–       We pick the watermelon at its ripest, when the tendril near the stem dries up. But when choosing a watermelon at the stand, see if you can determine whether the stem is a little dry, indicating that the watermelon wasn’t picked while green.

–       The part that comes in contact with the ground changes its color to yellow, so you should look for a yellow spot on one of the watermelon sides.

–       And the most mysterious signal of all: if you tap on the fruit, you will hear a dim sound reverberating back to you.

How to store a watermelon:

The best temperature to store a watermelon is 12° C, but at room temperature (23°) the watermelon can be kept for a week to 10 days. A watermelon left out at room temperature for too long will lose its taste and change its texture.

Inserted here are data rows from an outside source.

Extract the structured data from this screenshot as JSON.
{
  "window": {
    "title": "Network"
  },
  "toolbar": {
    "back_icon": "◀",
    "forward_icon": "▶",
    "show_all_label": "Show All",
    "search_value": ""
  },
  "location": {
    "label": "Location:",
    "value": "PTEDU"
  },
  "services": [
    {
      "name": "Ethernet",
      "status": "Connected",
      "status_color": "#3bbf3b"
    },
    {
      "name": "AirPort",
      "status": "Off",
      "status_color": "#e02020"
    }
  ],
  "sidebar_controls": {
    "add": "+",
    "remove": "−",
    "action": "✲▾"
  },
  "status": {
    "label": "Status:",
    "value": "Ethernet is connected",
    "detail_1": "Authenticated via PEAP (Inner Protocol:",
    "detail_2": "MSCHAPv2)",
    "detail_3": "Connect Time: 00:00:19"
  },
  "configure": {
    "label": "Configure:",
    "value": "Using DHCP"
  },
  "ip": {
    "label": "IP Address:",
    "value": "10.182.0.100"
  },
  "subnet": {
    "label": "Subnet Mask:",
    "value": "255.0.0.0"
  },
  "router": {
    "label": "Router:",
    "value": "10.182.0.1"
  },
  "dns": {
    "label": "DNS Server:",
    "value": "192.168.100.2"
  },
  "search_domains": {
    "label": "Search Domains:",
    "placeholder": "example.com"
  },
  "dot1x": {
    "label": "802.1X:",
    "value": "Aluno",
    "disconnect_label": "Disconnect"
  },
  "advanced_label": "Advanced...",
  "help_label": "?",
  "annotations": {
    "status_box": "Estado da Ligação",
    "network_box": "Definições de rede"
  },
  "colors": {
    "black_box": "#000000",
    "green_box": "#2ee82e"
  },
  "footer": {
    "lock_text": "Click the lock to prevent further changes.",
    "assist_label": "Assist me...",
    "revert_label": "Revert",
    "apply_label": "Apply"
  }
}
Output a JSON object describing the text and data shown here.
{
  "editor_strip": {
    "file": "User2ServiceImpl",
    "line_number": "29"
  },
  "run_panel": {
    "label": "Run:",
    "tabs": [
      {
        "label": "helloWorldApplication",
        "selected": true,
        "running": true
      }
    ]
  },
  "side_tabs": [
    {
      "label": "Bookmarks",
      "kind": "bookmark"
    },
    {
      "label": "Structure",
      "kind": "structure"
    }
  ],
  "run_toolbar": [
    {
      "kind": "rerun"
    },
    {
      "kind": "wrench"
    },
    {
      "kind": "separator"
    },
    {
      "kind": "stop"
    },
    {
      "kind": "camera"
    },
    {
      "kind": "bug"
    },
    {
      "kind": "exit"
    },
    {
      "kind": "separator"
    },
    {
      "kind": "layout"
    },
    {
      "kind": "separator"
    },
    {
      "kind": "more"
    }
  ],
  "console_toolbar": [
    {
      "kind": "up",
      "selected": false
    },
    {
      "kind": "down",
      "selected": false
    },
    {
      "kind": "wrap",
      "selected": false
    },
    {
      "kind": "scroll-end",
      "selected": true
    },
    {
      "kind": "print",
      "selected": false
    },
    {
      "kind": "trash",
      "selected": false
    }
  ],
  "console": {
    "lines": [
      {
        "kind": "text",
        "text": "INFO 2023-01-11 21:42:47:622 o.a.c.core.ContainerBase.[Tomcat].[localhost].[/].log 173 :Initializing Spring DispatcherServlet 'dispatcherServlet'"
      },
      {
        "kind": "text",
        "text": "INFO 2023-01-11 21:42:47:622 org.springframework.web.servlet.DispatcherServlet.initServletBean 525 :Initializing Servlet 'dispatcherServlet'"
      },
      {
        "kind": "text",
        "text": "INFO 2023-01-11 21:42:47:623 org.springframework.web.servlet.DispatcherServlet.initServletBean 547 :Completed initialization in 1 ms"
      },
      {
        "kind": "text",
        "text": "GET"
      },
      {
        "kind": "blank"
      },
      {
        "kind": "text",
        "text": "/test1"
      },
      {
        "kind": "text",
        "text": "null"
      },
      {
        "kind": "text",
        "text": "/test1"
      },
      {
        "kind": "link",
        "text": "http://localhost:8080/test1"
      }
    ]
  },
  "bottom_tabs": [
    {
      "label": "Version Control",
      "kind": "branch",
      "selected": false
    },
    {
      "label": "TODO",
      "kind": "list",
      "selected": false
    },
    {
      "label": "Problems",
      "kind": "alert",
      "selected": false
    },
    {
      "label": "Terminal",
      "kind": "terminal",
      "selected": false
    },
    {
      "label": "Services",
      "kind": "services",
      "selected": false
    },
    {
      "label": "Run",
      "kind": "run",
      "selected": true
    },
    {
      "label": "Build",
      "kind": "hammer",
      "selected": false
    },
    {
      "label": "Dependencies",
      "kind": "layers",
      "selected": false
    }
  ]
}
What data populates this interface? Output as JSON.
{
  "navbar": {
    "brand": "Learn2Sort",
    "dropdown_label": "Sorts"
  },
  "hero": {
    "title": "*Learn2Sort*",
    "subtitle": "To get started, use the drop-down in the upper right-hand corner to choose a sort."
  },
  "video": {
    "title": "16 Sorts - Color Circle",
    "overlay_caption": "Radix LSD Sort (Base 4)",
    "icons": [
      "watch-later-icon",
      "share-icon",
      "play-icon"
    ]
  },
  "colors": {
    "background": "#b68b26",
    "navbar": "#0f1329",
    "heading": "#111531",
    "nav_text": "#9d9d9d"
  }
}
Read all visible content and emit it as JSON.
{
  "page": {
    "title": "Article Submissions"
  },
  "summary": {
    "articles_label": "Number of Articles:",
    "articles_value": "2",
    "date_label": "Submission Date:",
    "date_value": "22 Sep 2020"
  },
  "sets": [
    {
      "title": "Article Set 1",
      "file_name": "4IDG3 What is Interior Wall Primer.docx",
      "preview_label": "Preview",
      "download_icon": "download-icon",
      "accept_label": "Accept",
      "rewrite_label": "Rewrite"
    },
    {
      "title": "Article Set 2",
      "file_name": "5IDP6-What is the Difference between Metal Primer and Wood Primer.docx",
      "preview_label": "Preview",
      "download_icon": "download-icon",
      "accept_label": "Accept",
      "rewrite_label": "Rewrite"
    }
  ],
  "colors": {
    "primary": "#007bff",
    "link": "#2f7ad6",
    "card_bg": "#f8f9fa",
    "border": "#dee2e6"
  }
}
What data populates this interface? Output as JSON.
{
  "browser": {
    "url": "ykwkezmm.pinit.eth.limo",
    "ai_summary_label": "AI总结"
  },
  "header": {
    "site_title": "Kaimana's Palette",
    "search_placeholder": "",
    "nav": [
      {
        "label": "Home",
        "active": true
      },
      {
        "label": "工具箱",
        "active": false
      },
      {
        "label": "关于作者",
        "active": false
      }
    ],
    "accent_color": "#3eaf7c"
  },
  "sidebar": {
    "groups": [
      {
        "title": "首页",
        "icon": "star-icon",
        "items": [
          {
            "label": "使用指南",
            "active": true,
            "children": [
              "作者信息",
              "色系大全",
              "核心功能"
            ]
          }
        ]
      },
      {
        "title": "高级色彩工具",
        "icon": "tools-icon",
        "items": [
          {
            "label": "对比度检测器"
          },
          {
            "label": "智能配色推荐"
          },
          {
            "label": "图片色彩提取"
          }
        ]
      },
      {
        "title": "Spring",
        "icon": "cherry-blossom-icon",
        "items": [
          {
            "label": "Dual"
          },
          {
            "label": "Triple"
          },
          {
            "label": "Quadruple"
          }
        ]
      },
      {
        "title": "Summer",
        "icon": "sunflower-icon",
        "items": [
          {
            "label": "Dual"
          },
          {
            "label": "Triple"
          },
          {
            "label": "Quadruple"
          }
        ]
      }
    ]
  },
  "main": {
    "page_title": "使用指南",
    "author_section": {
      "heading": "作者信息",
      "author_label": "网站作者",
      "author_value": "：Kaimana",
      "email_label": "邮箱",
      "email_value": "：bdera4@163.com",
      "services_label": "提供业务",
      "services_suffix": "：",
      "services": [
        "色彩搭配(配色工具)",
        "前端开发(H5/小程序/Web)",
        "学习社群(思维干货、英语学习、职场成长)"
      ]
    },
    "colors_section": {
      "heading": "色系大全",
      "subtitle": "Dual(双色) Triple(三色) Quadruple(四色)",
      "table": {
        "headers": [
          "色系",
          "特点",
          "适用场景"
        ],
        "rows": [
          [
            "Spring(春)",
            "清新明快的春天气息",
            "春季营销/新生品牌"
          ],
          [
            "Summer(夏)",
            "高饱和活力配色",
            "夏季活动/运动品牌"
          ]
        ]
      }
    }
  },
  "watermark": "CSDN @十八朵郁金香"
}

It is not recommended to freeze a watermelon or store it in the cooler compartments of your fridge. Overexposure to cold can cause frostbite, taking a toll on the watermelon’s taste and making the inside soft and powdery. To store it after opening, wrap in plastic wrap and store at a temperature of 3-4°.

And once you have that excellent watermelon, slice it, add mint and feta cheese, and sit back and enjoy this spectacular summer treat!

Enjoy the watermelons, our modest contribution towards the joys of a beautiful summer,

Alon, Bat Ami and the Chubeza team

_____________________________

What’s in our summer basket this week?

Monday: basil or lemon verbena or mint, corn, parsley, eggplants, potatoes, acorn squash, tomatoes, cucumbers or fakus, melon or watermelon, cherry tomatoes, lettuce.

In the large box, in addition: zucchini, okra or yard long beans, scallions

Wednesday: lettuce, eggplants or, cucumbers or fakus, basil, tomatoes, acorn squash, cherry tomatoes, zucchini, melon, potatoes, corn-small boxes only.

In the large box, in addition: New Zealand spinach or Swiss chard, okra or yard long beans or scallions, watermelon. Provence pumpkin

And there’s more! You can add to your basket a wide, delectable range of additional products from fine small producers of these organic products: granola and cookies, flour, sprouts, goat dairies, fruits, honey, crackers and now also probiotic foods. You can learn more about each producer on the Chubeza website. The attached order form includes a detailed listing of the products and their cost. Fill it out, and send it back to us soon.

_____________________________

Recipes for watermelon rind:

Sweet Pickled Watermelon Rind

Watermelon Rind Preserves

Watermelon rind candy